Someone suggested we use the microwave. The kitchen fell silent with only the rustle of clothes as the rest of us slowly turned our faces to the culprit.

The microwave? Yeah, if you want your noodles chewy, your eggs tasteless and your meat cold in the middle.

The microwave is a miracle, yes, but not a substitute for an oven. Could you get a microwave to lovingly bake a warm apple pie, holding the crust like a mother holds her child? Could you fry bacon in a microwave so as to shower yourself in hot grease with every flip? What if you wanted to watch water boil, huh? You can’t hover over warming water in a microwave like you can with a dedicated stove.

And what would you do with all that extra time the microwave saves anyway? Hoard it? Well, you can’t. So get over yourself, microwave, and respect your elders.

Now with the microwave and the roommate fitfully weeping, our attention went back to the stove, which was getting jittery for its next smoke break. 

“Don’t touch it, it’s just not the same,” we warn each other as we back away. It will never be the same.

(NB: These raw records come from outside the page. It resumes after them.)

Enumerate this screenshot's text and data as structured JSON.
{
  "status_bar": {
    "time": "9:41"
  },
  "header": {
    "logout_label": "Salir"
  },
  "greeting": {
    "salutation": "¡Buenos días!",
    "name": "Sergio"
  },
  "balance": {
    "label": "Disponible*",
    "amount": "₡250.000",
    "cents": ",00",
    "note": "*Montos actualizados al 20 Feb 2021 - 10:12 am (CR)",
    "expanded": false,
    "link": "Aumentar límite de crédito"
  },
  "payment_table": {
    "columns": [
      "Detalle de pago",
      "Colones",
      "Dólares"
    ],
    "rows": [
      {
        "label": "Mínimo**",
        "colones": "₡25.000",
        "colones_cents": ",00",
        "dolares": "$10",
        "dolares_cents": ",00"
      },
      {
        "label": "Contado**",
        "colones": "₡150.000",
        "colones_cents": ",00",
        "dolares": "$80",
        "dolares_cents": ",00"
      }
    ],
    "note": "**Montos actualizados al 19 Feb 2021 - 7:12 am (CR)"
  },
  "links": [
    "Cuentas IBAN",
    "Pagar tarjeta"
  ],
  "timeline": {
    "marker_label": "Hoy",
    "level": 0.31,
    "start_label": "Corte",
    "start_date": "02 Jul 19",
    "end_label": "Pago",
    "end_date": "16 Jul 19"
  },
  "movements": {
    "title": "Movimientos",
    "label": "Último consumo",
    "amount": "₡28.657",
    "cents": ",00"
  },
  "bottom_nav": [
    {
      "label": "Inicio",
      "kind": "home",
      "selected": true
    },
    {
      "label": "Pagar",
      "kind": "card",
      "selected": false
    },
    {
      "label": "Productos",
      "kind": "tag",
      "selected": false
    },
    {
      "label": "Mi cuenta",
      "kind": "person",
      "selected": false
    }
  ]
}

A small doubt has crawled into our minds and latched its barbed hooks in the squiggles. We gazed up at the fluorescent light above and wondered what our cooking adventures would entail after this.

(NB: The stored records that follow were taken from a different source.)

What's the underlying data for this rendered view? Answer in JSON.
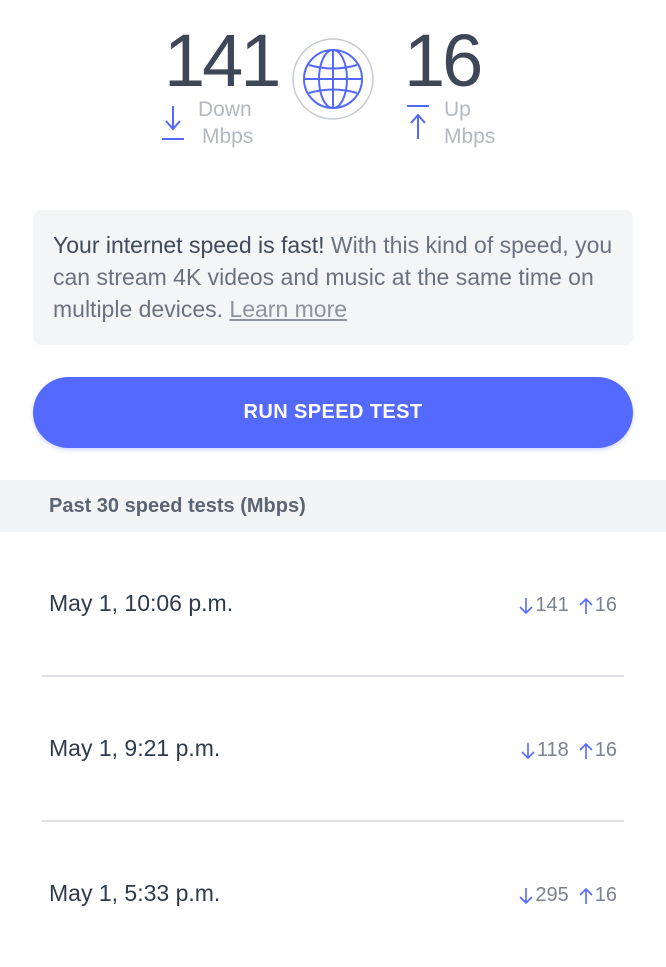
{
  "summary": {
    "download": "141",
    "download_unit_line1": "Down",
    "download_unit_line2": "Mbps",
    "upload": "16",
    "upload_unit_line1": "Up",
    "upload_unit_line2": "Mbps",
    "globe_icon": "globe-icon",
    "accent_color": "#5469ff"
  },
  "message": {
    "headline": "Your internet speed is fast!",
    "body": " With this kind of speed, you can stream 4K videos and music at the same time on multiple devices. ",
    "link": "Learn more"
  },
  "actions": {
    "run_label": "RUN SPEED TEST"
  },
  "history": {
    "header": "Past 30 speed tests (Mbps)",
    "rows": [
      {
        "date": "May 1, 10:06 p.m.",
        "down": "141",
        "up": "16"
      },
      {
        "date": "May 1, 9:21 p.m.",
        "down": "118",
        "up": "16"
      },
      {
        "date": "May 1, 5:33 p.m.",
        "down": "295",
        "up": "16"
      }
    ]
  }
}
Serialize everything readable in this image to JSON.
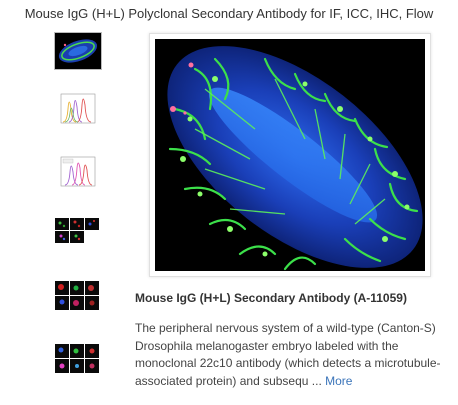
{
  "header": {
    "title": "Mouse IgG (H+L) Polyclonal Secondary Antibody for IF, ICC, IHC, Flow"
  },
  "gallery": {
    "selected_index": 0,
    "thumbnails": [
      {
        "icon": "embryo-fluorescence-thumbnail"
      },
      {
        "icon": "flow-histogram-thumbnail"
      },
      {
        "icon": "flow-histogram-thumbnail"
      },
      {
        "icon": "cell-panel-grid-thumbnail"
      },
      {
        "icon": "cell-panel-grid-thumbnail"
      },
      {
        "icon": "cell-panel-grid-thumbnail"
      }
    ]
  },
  "caption": {
    "title": "Mouse IgG (H+L) Secondary Antibody (A-11059)",
    "description": "The peripheral nervous system of a wild-type (Canton-S) Drosophila melanogaster embryo labeled with the monoclonal 22c10 antibody (which detects a microtubule-associated protein) and subsequ ...",
    "more_label": "More"
  },
  "colors": {
    "link": "#3a74b9",
    "text": "#333333",
    "image_background": "#000000"
  }
}
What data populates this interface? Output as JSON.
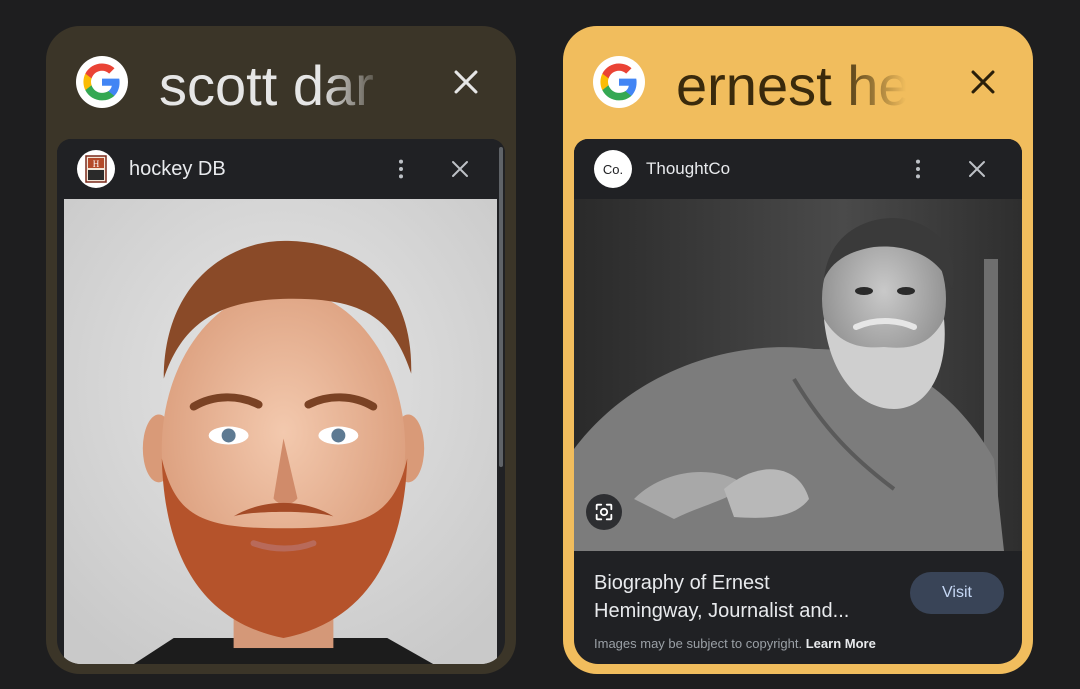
{
  "tabs": [
    {
      "title": "scott dar",
      "source": {
        "name": "hockey DB",
        "logo_letter": "H"
      },
      "icons": {
        "search": "google-g-icon",
        "close": "close-icon",
        "menu": "more-vert-icon"
      }
    },
    {
      "title": "ernest he",
      "source": {
        "name": "ThoughtCo",
        "logo_letter": "Co."
      },
      "result": {
        "caption_line1": "Biography of Ernest",
        "caption_line2": "Hemingway, Journalist and...",
        "visit_label": "Visit",
        "copyright_text": "Images may be subject to copyright.",
        "learn_more_label": "Learn More"
      },
      "icons": {
        "search": "google-g-icon",
        "close": "close-icon",
        "menu": "more-vert-icon",
        "lens": "lens-icon"
      }
    }
  ],
  "colors": {
    "background": "#1e1e1f",
    "tab_left": "#3b3528",
    "tab_right_active": "#f1bd5d",
    "panel": "#202124",
    "visit_button": "#394457"
  }
}
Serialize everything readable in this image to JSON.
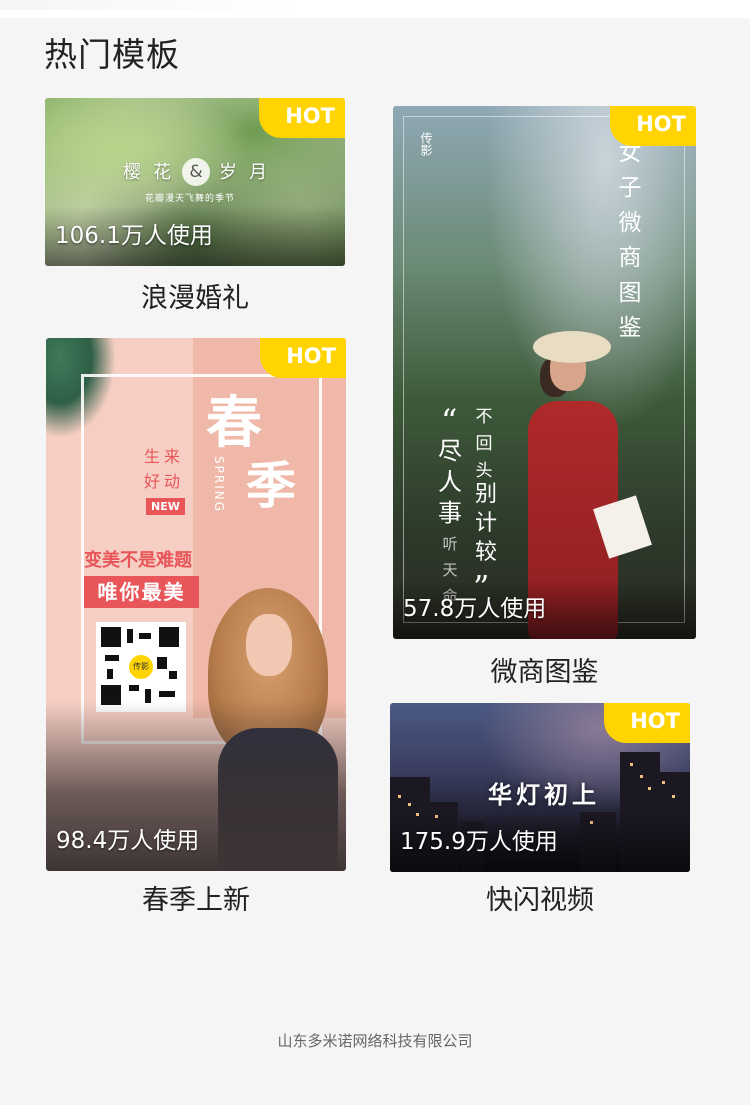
{
  "section_title": "热门模板",
  "hot_badge": "HOT",
  "templates": [
    {
      "name": "浪漫婚礼",
      "usage": "106.1万人使用",
      "card_text": {
        "left": "樱花",
        "amp": "&",
        "right": "岁月",
        "subtitle": "花瓣漫天飞舞的季节"
      }
    },
    {
      "name": "春季上新",
      "usage": "98.4万人使用",
      "card_text": {
        "big1": "春",
        "big2": "季",
        "spring": "SPRING",
        "line1": "生来",
        "line2": "好动",
        "new_badge": "NEW",
        "slogan1": "变美不是难题",
        "slogan2": "唯你最美",
        "qr_logo": "传影"
      }
    },
    {
      "name": "微商图鉴",
      "usage": "57.8万人使用",
      "card_text": {
        "logo": "传影",
        "vertical_title": "女子微商图鉴",
        "open_quote": "“",
        "col1": "尽人事",
        "col1b": "听天命",
        "col2": "不回头",
        "col3": "别计较",
        "close_quote": "”"
      }
    },
    {
      "name": "快闪视频",
      "usage": "175.9万人使用",
      "card_text": {
        "title": "华灯初上"
      }
    }
  ],
  "footer": "山东多米诺网络科技有限公司",
  "colors": {
    "hot_badge": "#ffd400",
    "accent_red": "#e8565a",
    "page_bg": "#f5f5f5"
  }
}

The oven will be in a park on a summer’s day, playing catch with the blender. The ball rolls down a small hill, and the blender, cord trailing behind, will bounce after it.

The oven will quickly shift around, see that no one is looking, sit itself on the ground, close its door, and begin to pour smoke from its top, the coils orange with heat. Blender Jr. will trot back, see this debacle, and begin to cry, short-circuiting itself to an early end. Never again will the oven be trusted.

We are still waiting on the landlord to get back to us. It’s only been a few hours now since I walked through the door. All of us are shaking, confused and still hungry.

Someone gasps. “Let’s go to China Moon! I can’t take it anymore!” There is a cloud of agreement as we all, one by one, rise up off the kitchen floor, grab our coats, and exit.

<b>Laura Krawczyk</b> is a student at the University of Wisconsin-River Falls.